A pointed projectile weighing 17.6 ounces is dropped from a height of 51.2″ on a glazed frame. No parts or fragments shall be ejected from the protector that could contact an eye of the head form.
Prescription Safety Frames
If you need correction to see, safety frames can be made with prescription lenses that meet ANSI. The lenses and frame will have Z87 on them. The lenses must pass a drop ball test. (A 1″ steel ball is dropped on the lens from 50″ high.)
Please note that safety glasses and sports glasses are not interchangeable. Sport glasses do not need to pass ANSI tests and safety glasses are not appropriate for sports applications.

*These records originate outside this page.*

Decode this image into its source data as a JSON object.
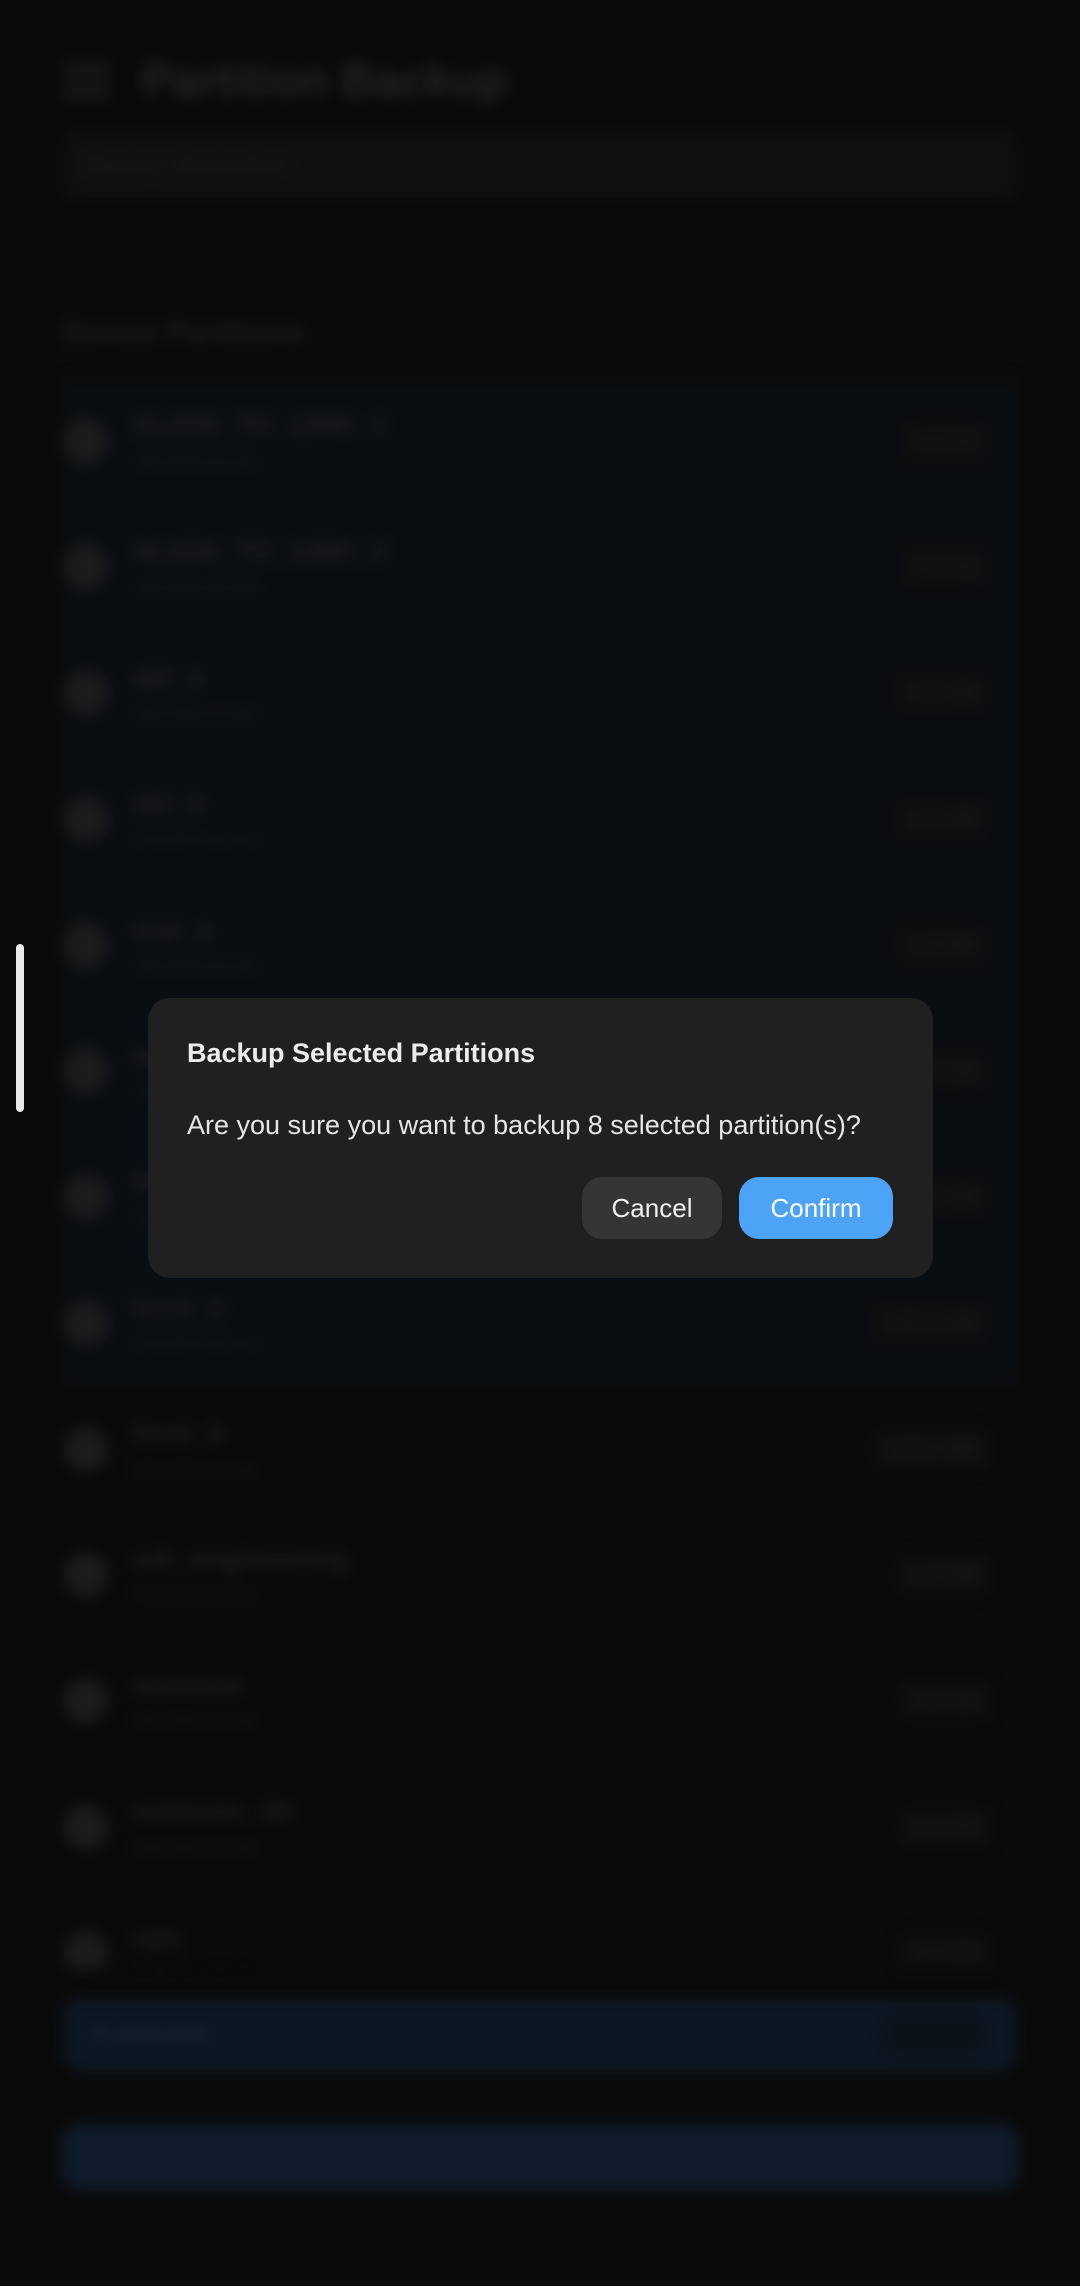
{
  "app": {
    "title": "Partition Backup",
    "info_text": "Backup destination",
    "section_title": "Device Partitions"
  },
  "partitions": [
    {
      "name": "ALIGN_TO_128K_1",
      "sub": "/dev/block/sda",
      "size": "4.0 KB",
      "selected": true
    },
    {
      "name": "ALIGN_TO_128K_2",
      "sub": "/dev/block/sdb",
      "size": "4.0 KB",
      "selected": true
    },
    {
      "name": "abl_a",
      "sub": "/dev/block/sde",
      "size": "8.0 MB",
      "selected": true
    },
    {
      "name": "abl_b",
      "sub": "/dev/block/sde",
      "size": "8.0 MB",
      "selected": true
    },
    {
      "name": "aop_a",
      "sub": "/dev/block/sde",
      "size": "2.0 MB",
      "selected": true
    },
    {
      "name": "aop_b",
      "sub": "/dev/block/sde",
      "size": "2.0 MB",
      "selected": true
    },
    {
      "name": "bluetooth_a",
      "sub": "/dev/block/sde",
      "size": "1.0 MB",
      "selected": true
    },
    {
      "name": "boot_a",
      "sub": "/dev/block/sde",
      "size": "128.0 MB",
      "selected": true
    },
    {
      "name": "boot_b",
      "sub": "/dev/block/sde",
      "size": "128.0 MB",
      "selected": false
    },
    {
      "name": "cdt_engineering",
      "sub": "/dev/block/sde",
      "size": "1.0 MB",
      "selected": false
    },
    {
      "name": "connsec",
      "sub": "/dev/block/sde",
      "size": "4.0 KB",
      "selected": false
    },
    {
      "name": "connsec_bk",
      "sub": "/dev/block/sde",
      "size": "4.0 KB",
      "selected": false
    },
    {
      "name": "cpu",
      "sub": "/dev/block/sde",
      "size": "4.0 KB",
      "selected": false
    }
  ],
  "selection_bar": {
    "count_text": "8 selected"
  },
  "dialog": {
    "title": "Backup Selected Partitions",
    "message": "Are you sure you want to backup 8 selected partition(s)?",
    "cancel_label": "Cancel",
    "confirm_label": "Confirm"
  },
  "colors": {
    "dialog_bg": "#202020",
    "confirm_bg": "#4da3f5",
    "cancel_bg": "#353535"
  }
}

If you are working in the yard or the garage, put on a pair of safety glasses. Westside Optometry has different styles of ANSI approved safety glasses to make in prescription. We offer safety frames in plastic and metal materials with side shield options.
To see chart of eye hazards and the recommended protective device, click here.
2013 can be the year you have the best vision possible. Below are some suggestions to help you.
Improve Your Eye Health
Improve Your Vision
Improve Your Appearance
Below I have included information from the National Society to Prevent Blindness for first aid treatment for eye emergencies. I have added some information to help you decide when to seek professional help. If in doubt, call Westside Optometry or go to the nearest emergency department.
Eye damage from chemical burns may be extremely serious, as from alkalis or caustic acids; or less severe, as from chemical “irritants.”
DO flush the eye with water immediately, continuously and gently, for at least 15 minutes. Hold head under faucet or pour water into the eye using any clean container. Keep eye open as widely as possible during flushing.
DO see a doctor or go to the emergency room.
DO NOT use an eye cup, the water must run off your eye and use lots of it.
If a contact lens is in the eye, begin flushing over the lens immediately. This may wash away the lens.
DO NOT bandage the eye.
Spray cans are a common source of chemical eye injury, compounded by the force of contact. Whether containing caustics or “irritants,” they must be carefully used and kept away from children.
Specks in the Eye
DO lift upper eyelid outward and down over the lower lid.
DO let tears wash out speck or particle
If the speck doesn’t wash out – keep eye closed, bandage lightly and see a doctor.
DO NOT rub the eye.
DO NOT try to remove with a finger or any other object.
If you suspect the particle is metal, call the office immediately, do not wait until the next day. Metallic foreign bodies can rust overnight creating a larger area of damage.
Blows to the Eye
DO apply cold compresses immediately without putting pressure on the eye for 15 minutes; again each hour as needed to reduce pain and swelling.
DO see a doctor if there is discoloration or a “black eye”
DO seek emergency care if there is pain, blurred or double vision
Cuts and Punctures of Eye or Eyelid
DO bandage lightly and see a doctor at once. The bottom half of a paper cup can be used.
DO NOT wash out the eye with water.
DO NOT try to remove an object stuck in the eye.
Of course, preventing eye injuries is the wisest action.
Wear eye protection for all hazardous activities and sports -at school, home and on the job.
Stock a first aid kit with a rigid eye shield and commercial eyewash before an eye injury happens.
DO NOT assume that any eye injury is harmless. When in doubt, give us a call or go to the emergency department.